China Justice Observer

中司观察

EnglishArabicChinese (Simplified)DutchFrenchGermanHindiItalianJapaneseKoreanPortugueseRussianSpanishSwedishHebrewIndonesianVietnameseThaiTurkishMalay

Foreign Investors Can Establish Entertainment Venues in China

Thu, 15 Jul 2021
Categories: China Legal Trends

On 27 May 2021, the Ministry of Culture and Tourism released the “Notice on Adjusting the Examination and Approval of Entertainment Venues and Internet Service Business Sites” (关于调整娱乐场所和互联网上网服务营业场所审批有关事项的通知).

The Notice specifies that, according to the “Decision of the State Council on Revising and Repealing Some Administrative Regulations” (国务院关于修改和废止部分行政法规的决定) (Decree No. 732 of the State Council of the People’s Republic of China), foreign investors are allowed to establish entertainment venues within the territory of China in accordance with the law, and the restrictions on the proportion of foreign investment are removed. When applying for engaging in business activities of entertainment venues, foreign investors shall file an application with cultural and tourism administrative departments at the provincial level, and the application materials, conditions, and procedures for establishment shall be the same as those for domestic investors. Where investors from the Hong Kong Special Administrative Region, the Macao Special Administrative Region or Taiwan region invest in the establishment of entertainment venues in the Mainland, they shall do so by reference to the Notice.

 

 

Cover Photo by Zain Lee (https://unsplash.com/@zzpsok) on Unsplash

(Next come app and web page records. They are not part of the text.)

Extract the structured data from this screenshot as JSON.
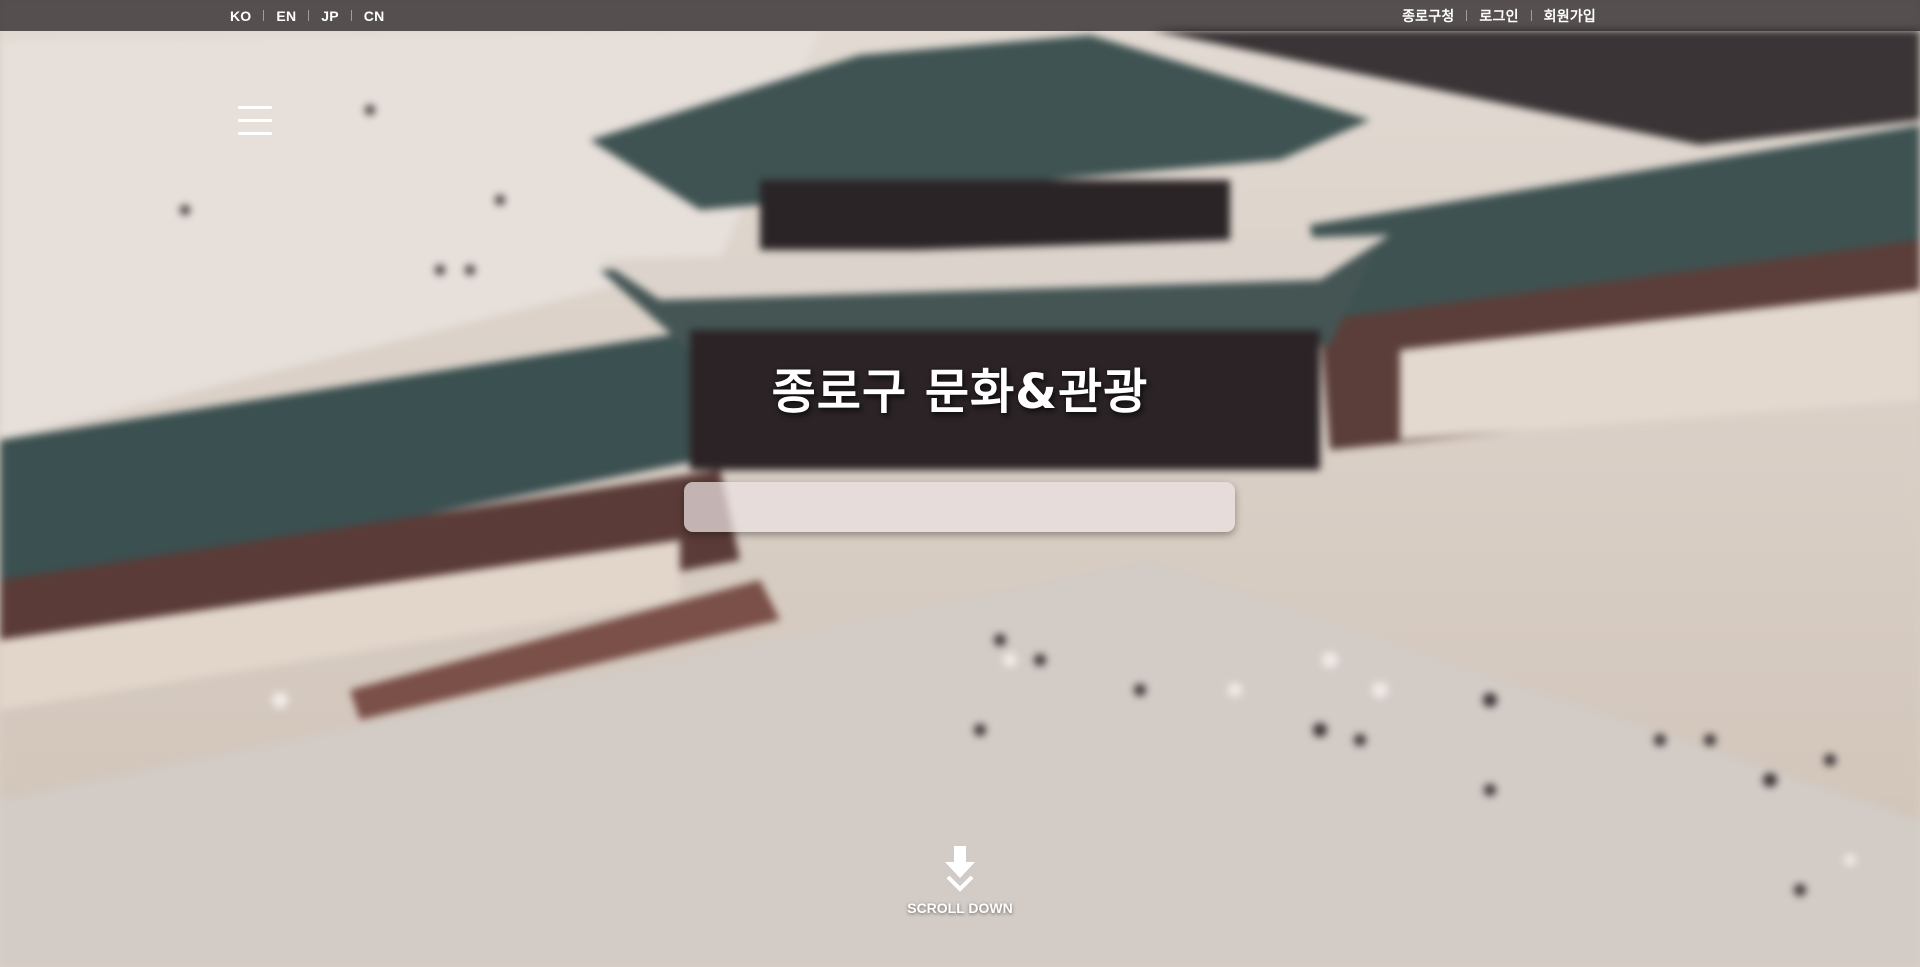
{
  "header": {
    "languages": [
      "KO",
      "EN",
      "JP",
      "CN"
    ],
    "util_links": [
      "종로구청",
      "로그인",
      "회원가입"
    ]
  },
  "hero": {
    "title": "종로구 문화&관광",
    "search": {
      "value": "",
      "placeholder": ""
    }
  },
  "scroll": {
    "label": "SCROLL DOWN"
  },
  "icons": {
    "menu": "hamburger-icon",
    "scroll": "arrow-down-icon"
  },
  "colors": {
    "topbar": "#2d282a",
    "text": "#ffffff",
    "search_bg": "#ece2e2"
  }
}
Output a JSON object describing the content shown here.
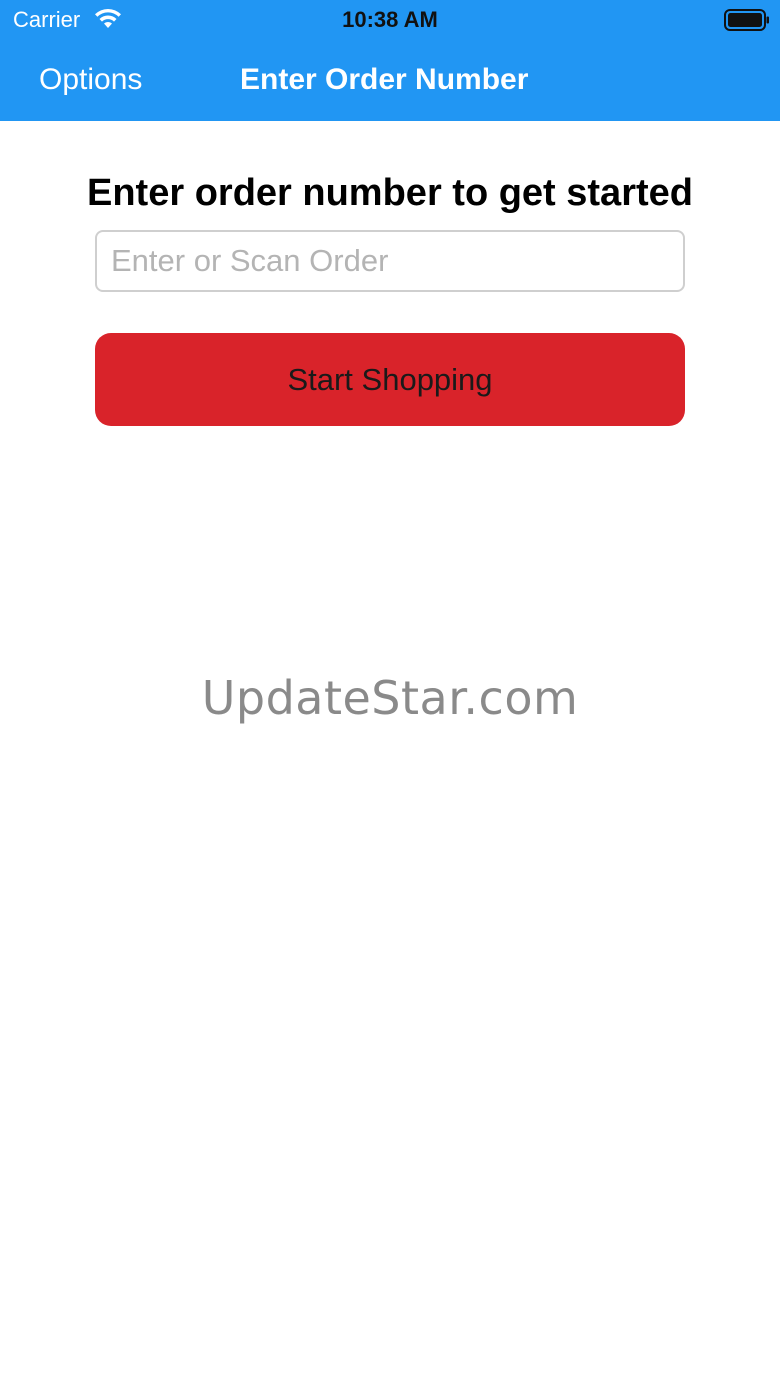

Contributors: CJO Staff Contributors Team

Save as PDF

Related laws on China Laws Portal

You might also like

SPC Publishes Typical Cases on Public Security Crimes

In April 2024, China's Supreme People's Court (SPC) released five typical cases illustrating crimes against public security, emphasizing clarifications on trial criteria and sentencing principles, featuring a case involving serious injuries from objects thrown off a high-rise building.

Beijing Court Upholds Workers' Right to Offline Rest

The Beijing No. 3 Intermediate People's Court ruled that workers are entitled to overtime pay for “invisible overtime work” conducted via social media outside of working hours, protecting their right to “offline rest”.

China Revises State Secrets Protection Law

China’s national legislature, the National People’s Congress, revised the State Secrets Protection Law to enhance information classification, secrecy in technological innovation, and precise protection of state secrets, effective May 1, 2024.